(What to do):
Scan the records below for the string "Packages" and return every line where it appears.

··· Exercise input ···

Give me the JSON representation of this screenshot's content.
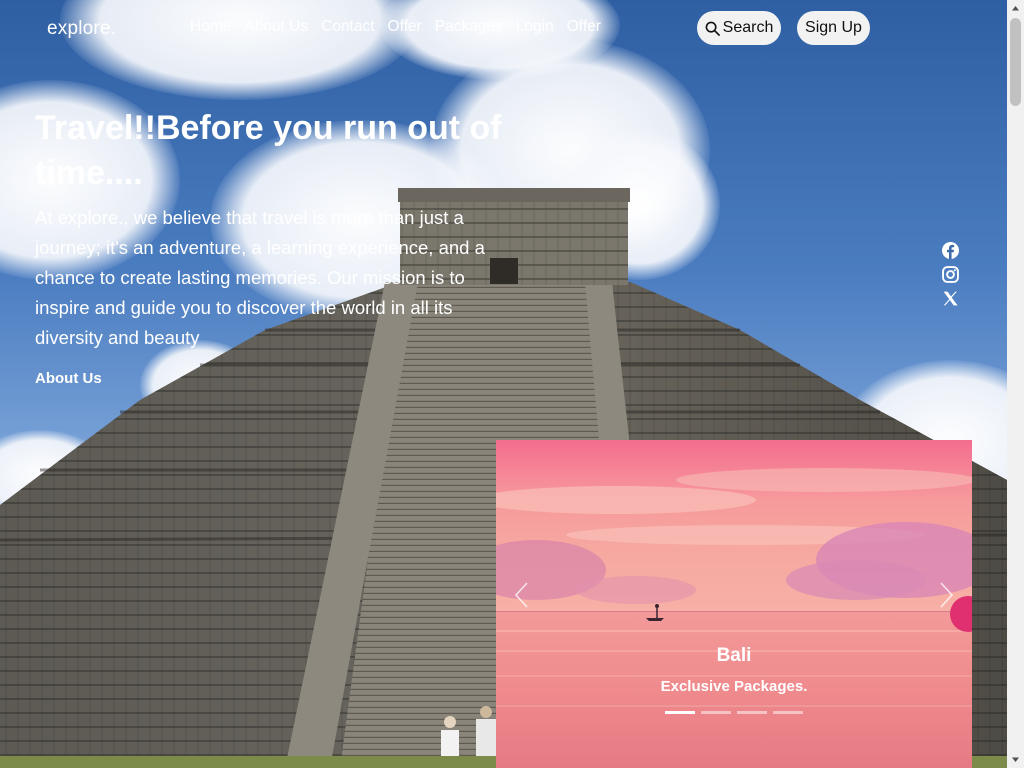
{
  "brand": {
    "logo": "explore."
  },
  "nav": {
    "links": [
      "Home",
      "About Us",
      "Contact",
      "Offer",
      "Packages",
      "Login",
      "Offer"
    ],
    "search_label": "Search",
    "signup_label": "Sign Up"
  },
  "hero": {
    "headline": "Travel!!Before you run out of time....",
    "tagline": "At explore., we believe that travel is more than just a journey; it's an adventure, a learning experience, and a chance to create lasting memories. Our mission is to inspire and guide you to discover the world in all its diversity and beauty",
    "link": "About Us"
  },
  "social": {
    "icons": [
      "facebook-icon",
      "instagram-icon",
      "x-twitter-icon"
    ]
  },
  "carousel": {
    "title": "Bali",
    "subtitle": "Exclusive Packages.",
    "indicator_count": 4,
    "active_index": 0
  },
  "colors": {
    "sky": "#4a7cc0",
    "pill_bg": "#f2f2f2",
    "sunset_pink": "#f08a9a",
    "stone": "#6e6a62"
  }
}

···

(Response to this exercise):
      "Packages",
    "subtitle": "Exclusive Packages.",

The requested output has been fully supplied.